To do. In the listing that follows, how many lines include the word "content"? Only the number is wanted.
# # # # # # #
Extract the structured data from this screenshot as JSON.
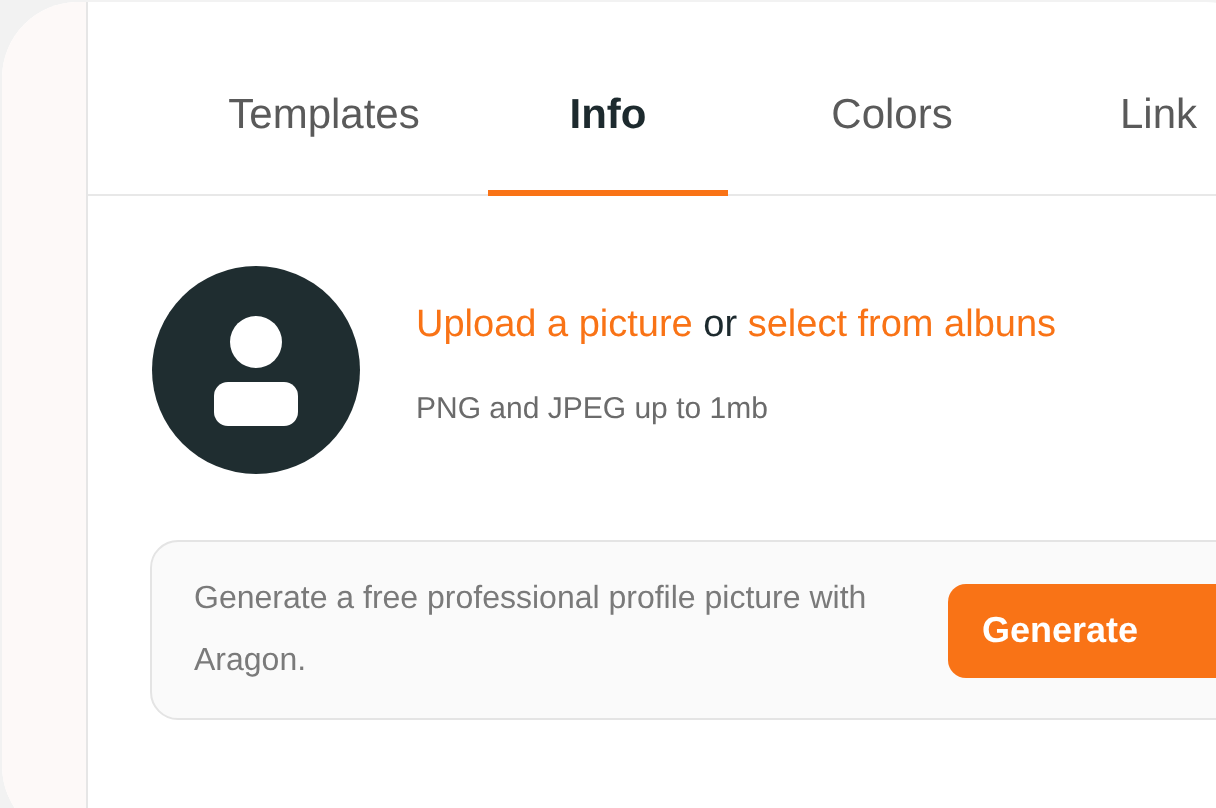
{
  "tabs": [
    {
      "label": "Templates",
      "selected": false
    },
    {
      "label": "Info",
      "selected": true
    },
    {
      "label": "Colors",
      "selected": false
    },
    {
      "label": "Link",
      "selected": false
    }
  ],
  "upload": {
    "upload_link": "Upload a picture",
    "separator": "or",
    "albums_link": "select from albuns",
    "hint": "PNG and JPEG up to 1mb"
  },
  "promo": {
    "text": "Generate a free professional profile picture with Aragon.",
    "button": "Generate"
  }
}
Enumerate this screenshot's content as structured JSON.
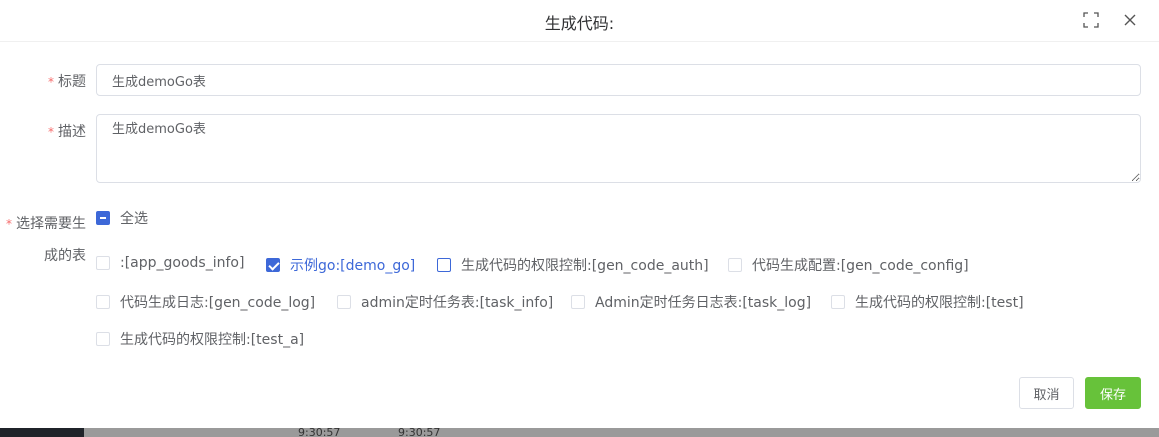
{
  "dialog": {
    "title": "生成代码:",
    "fullscreen_icon": "fullscreen-icon",
    "close_icon": "close-icon"
  },
  "form": {
    "required_mark": "*",
    "title_label": "标题",
    "title_value": "生成demoGo表",
    "desc_label": "描述",
    "desc_value": "生成demoGo表",
    "tables_label_line1": "选择需要生",
    "tables_label_line2": "成的表",
    "select_all": "全选",
    "tables": [
      {
        "label": ":[app_goods_info]",
        "checked": false
      },
      {
        "label": "示例go:[demo_go]",
        "checked": true
      },
      {
        "label": "生成代码的权限控制:[gen_code_auth]",
        "checked": false
      },
      {
        "label": "代码生成配置:[gen_code_config]",
        "checked": false
      },
      {
        "label": "代码生成日志:[gen_code_log]",
        "checked": false
      },
      {
        "label": "admin定时任务表:[task_info]",
        "checked": false
      },
      {
        "label": "Admin定时任务日志表:[task_log]",
        "checked": false
      },
      {
        "label": "生成代码的权限控制:[test]",
        "checked": false
      },
      {
        "label": "生成代码的权限控制:[test_a]",
        "checked": false
      }
    ]
  },
  "footer": {
    "cancel_label": "取消",
    "save_label": "保存"
  },
  "background": {
    "time_1": "9:30:57",
    "time_2": "9:30:57"
  },
  "colors": {
    "accent": "#3d68d8",
    "save_green": "#67c23a",
    "required_red": "#f56c6c"
  }
}
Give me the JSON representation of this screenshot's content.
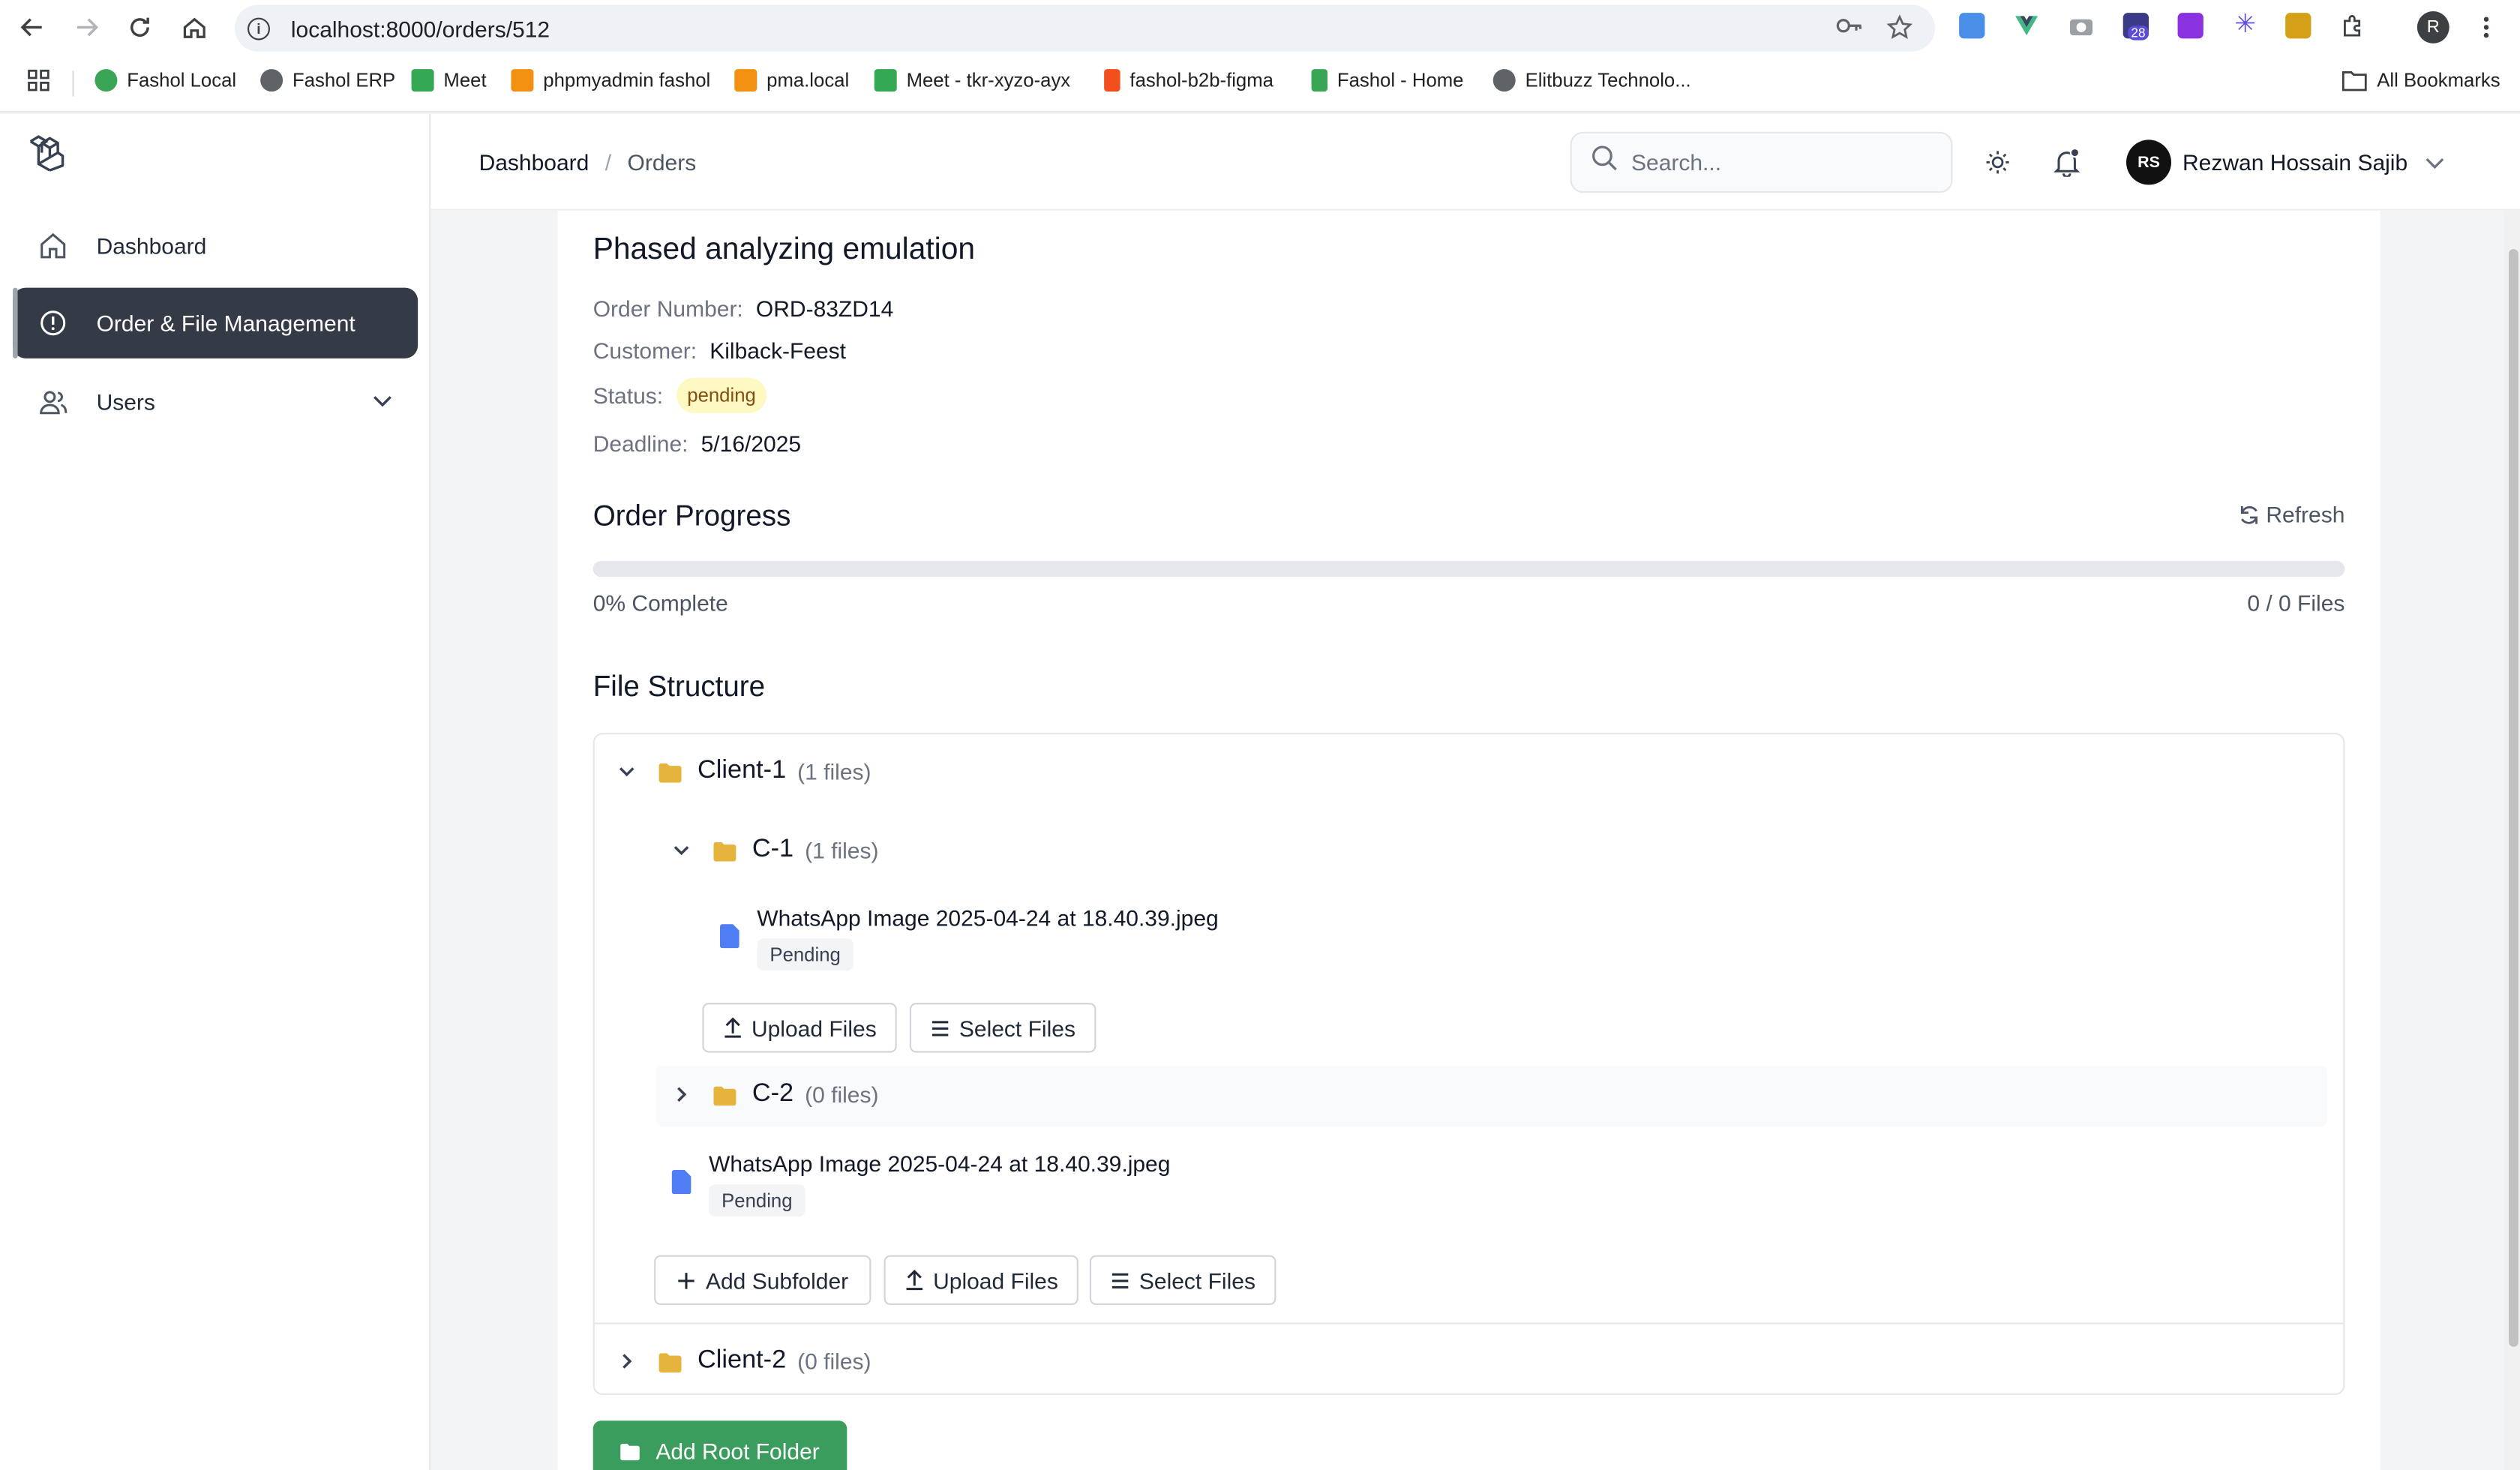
{
  "browser": {
    "url": "localhost:8000/orders/512",
    "extension_badge": "28",
    "profile_initial": "R",
    "bookmarks": [
      "Fashol Local",
      "Fashol ERP",
      "Meet",
      "phpmyadmin fashol",
      "pma.local",
      "Meet - tkr-xyzo-ayx",
      "fashol-b2b-figma",
      "Fashol - Home",
      "Elitbuzz Technolo..."
    ],
    "all_bookmarks": "All Bookmarks"
  },
  "sidebar": {
    "items": [
      {
        "label": "Dashboard",
        "icon": "home-icon"
      },
      {
        "label": "Order & File Management",
        "icon": "alert-circle-icon",
        "active": true
      },
      {
        "label": "Users",
        "icon": "users-icon"
      }
    ]
  },
  "header": {
    "breadcrumb": [
      "Dashboard",
      "Orders"
    ],
    "search_placeholder": "Search...",
    "user_initials": "RS",
    "user_name": "Rezwan Hossain Sajib"
  },
  "order": {
    "title": "Phased analyzing emulation",
    "order_number_label": "Order Number:",
    "order_number": "ORD-83ZD14",
    "customer_label": "Customer:",
    "customer": "Kilback-Feest",
    "status_label": "Status:",
    "status": "pending",
    "deadline_label": "Deadline:",
    "deadline": "5/16/2025"
  },
  "progress": {
    "heading": "Order Progress",
    "refresh_label": "Refresh",
    "percent": 0,
    "complete_text": "0% Complete",
    "files_text": "0 / 0 Files"
  },
  "files": {
    "heading": "File Structure",
    "client1": {
      "name": "Client-1",
      "count": "(1 files)"
    },
    "c1": {
      "name": "C-1",
      "count": "(1 files)"
    },
    "c1_file": {
      "name": "WhatsApp Image 2025-04-24 at 18.40.39.jpeg",
      "status": "Pending"
    },
    "c2": {
      "name": "C-2",
      "count": "(0 files)"
    },
    "client1_file": {
      "name": "WhatsApp Image 2025-04-24 at 18.40.39.jpeg",
      "status": "Pending"
    },
    "client2": {
      "name": "Client-2",
      "count": "(0 files)"
    },
    "upload_label": "Upload Files",
    "select_label": "Select Files",
    "add_subfolder_label": "Add Subfolder",
    "add_root_label": "Add Root Folder"
  },
  "colors": {
    "sidebar_active": "#343a46",
    "pending_badge": "#fef9c3",
    "folder": "#e6b43c",
    "file": "#4f7df3",
    "primary_green": "#3a9d5d"
  }
}
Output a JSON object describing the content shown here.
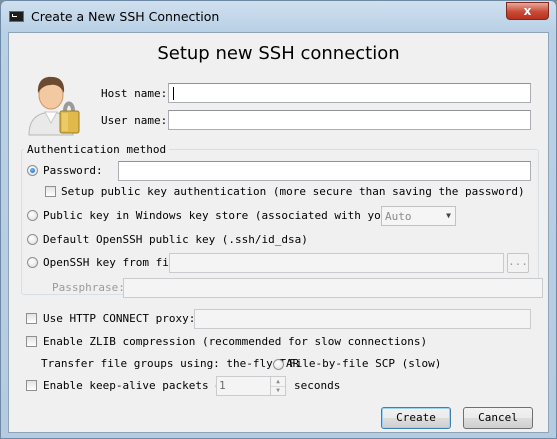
{
  "window": {
    "title": "Create a New SSH Connection",
    "close_label": "x"
  },
  "heading": "Setup new SSH connection",
  "fields": {
    "host_name_label": "Host name:",
    "host_name_value": "",
    "user_name_label": "User name:",
    "user_name_value": ""
  },
  "auth": {
    "group_title": "Authentication method",
    "password_label": "Password:",
    "password_value": "",
    "setup_pubkey_label": "Setup public key authentication (more secure than saving the password)",
    "windows_key_label": "Public key in Windows key store (associated with your us",
    "windows_key_select": "Auto",
    "default_key_label": "Default OpenSSH public key (.ssh/id_dsa)",
    "openssh_file_label": "OpenSSH key from file:",
    "openssh_file_value": "",
    "browse_label": "...",
    "passphrase_label": "Passphrase:",
    "passphrase_value": ""
  },
  "options": {
    "http_proxy_label": "Use HTTP CONNECT proxy:",
    "http_proxy_value": "",
    "zlib_label": "Enable ZLIB compression (recommended for slow connections)",
    "transfer_label": "Transfer file groups using: the-fly TAR",
    "file_by_file_label": "File-by-file SCP (slow)",
    "keepalive_label": "Enable keep-alive packets eve",
    "keepalive_value": "1",
    "seconds_label": "seconds"
  },
  "buttons": {
    "create": "Create",
    "cancel": "Cancel"
  },
  "icons": {
    "title_icon": "terminal-icon",
    "user_icon": "user-lock-icon"
  }
}
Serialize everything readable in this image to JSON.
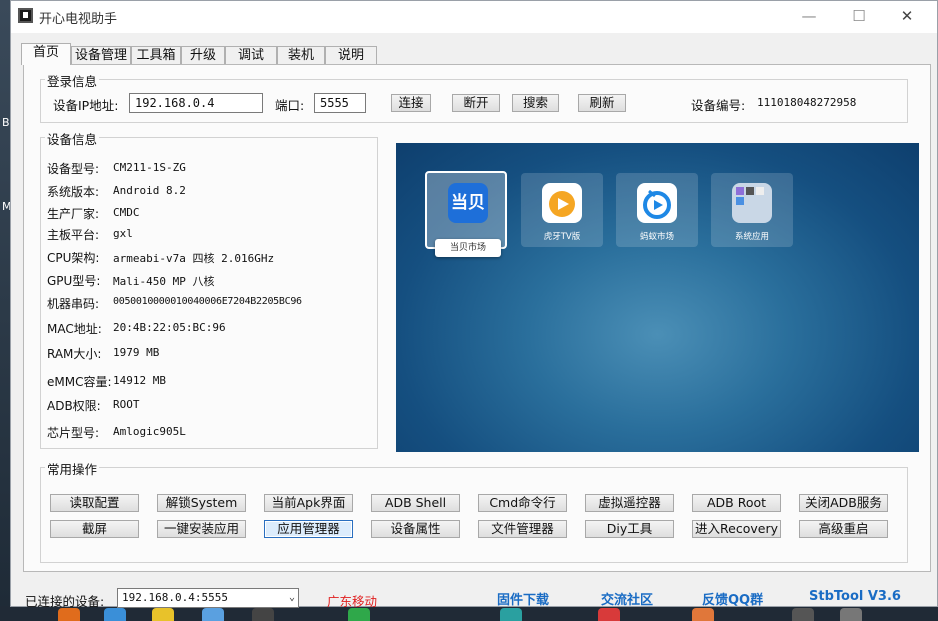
{
  "window": {
    "title": "开心电视助手",
    "controls": {
      "minimize": "—",
      "maximize": "☐",
      "close": "✕"
    }
  },
  "tabs": [
    {
      "label": "首页",
      "active": true
    },
    {
      "label": "设备管理"
    },
    {
      "label": "工具箱"
    },
    {
      "label": "升级"
    },
    {
      "label": "调试"
    },
    {
      "label": "装机"
    },
    {
      "label": "说明"
    }
  ],
  "login": {
    "group_title": "登录信息",
    "ip_label": "设备IP地址:",
    "ip_value": "192.168.0.4",
    "port_label": "端口:",
    "port_value": "5555",
    "buttons": {
      "connect": "连接",
      "disconnect": "断开",
      "search": "搜索",
      "refresh": "刷新"
    },
    "device_no_label": "设备编号:",
    "device_no_value": "111018048272958"
  },
  "device_info": {
    "group_title": "设备信息",
    "rows": [
      {
        "key": "设备型号:",
        "value": "CM211-1S-ZG"
      },
      {
        "key": "系统版本:",
        "value": "Android 8.2"
      },
      {
        "key": "生产厂家:",
        "value": "CMDC"
      },
      {
        "key": "主板平台:",
        "value": "gxl"
      },
      {
        "key": "CPU架构:",
        "value": "armeabi-v7a 四核 2.016GHz"
      },
      {
        "key": "GPU型号:",
        "value": "Mali-450 MP 八核"
      },
      {
        "key": "机器串码:",
        "value": "0050010000010040006E7204B2205BC96"
      },
      {
        "key": "MAC地址:",
        "value": "20:4B:22:05:BC:96"
      },
      {
        "key": "RAM大小:",
        "value": "1979 MB"
      },
      {
        "key": "eMMC容量:",
        "value": "14912 MB"
      },
      {
        "key": "ADB权限:",
        "value": "ROOT"
      },
      {
        "key": "芯片型号:",
        "value": "Amlogic905L"
      }
    ]
  },
  "tv_screen": {
    "focused_label": "当贝市场",
    "apps": [
      {
        "name": "当贝市场",
        "icon_text": "当贝",
        "color": "#1e6fd9",
        "focused": true
      },
      {
        "name": "虎牙TV版",
        "icon_text": "",
        "color": "#ffffff"
      },
      {
        "name": "蚂蚁市场",
        "icon_text": "",
        "color": "#ffffff"
      },
      {
        "name": "系统应用",
        "icon_text": "",
        "color": "#c9d7e6"
      }
    ]
  },
  "common_ops": {
    "group_title": "常用操作",
    "row1": [
      "读取配置",
      "解锁System",
      "当前Apk界面",
      "ADB Shell",
      "Cmd命令行",
      "虚拟遥控器",
      "ADB  Root",
      "关闭ADB服务"
    ],
    "row2": [
      "截屏",
      "一键安装应用",
      "应用管理器",
      "设备属性",
      "文件管理器",
      "Diy工具",
      "进入Recovery",
      "高级重启"
    ]
  },
  "status": {
    "connected_label": "已连接的设备:",
    "connected_value": "192.168.0.4:5555",
    "carrier": "广东移动",
    "carrier_color": "#e02020",
    "links": [
      "固件下载",
      "交流社区",
      "反馈QQ群",
      "StbTool V3.6"
    ],
    "link_color": "#1a6cc4"
  }
}
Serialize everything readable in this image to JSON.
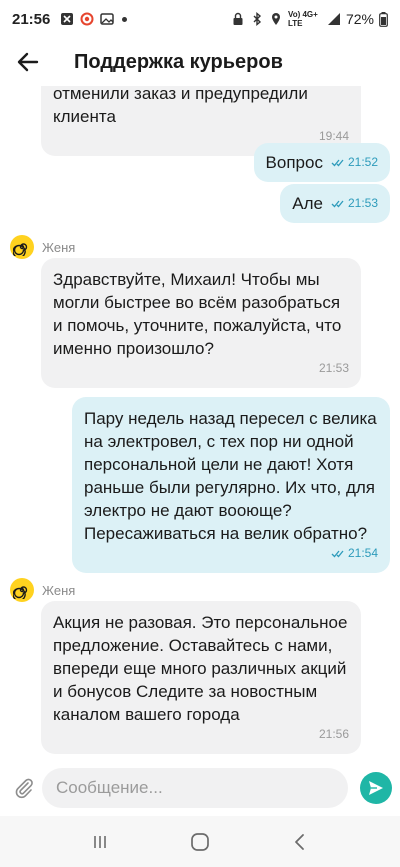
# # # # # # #
Reply to the task. 3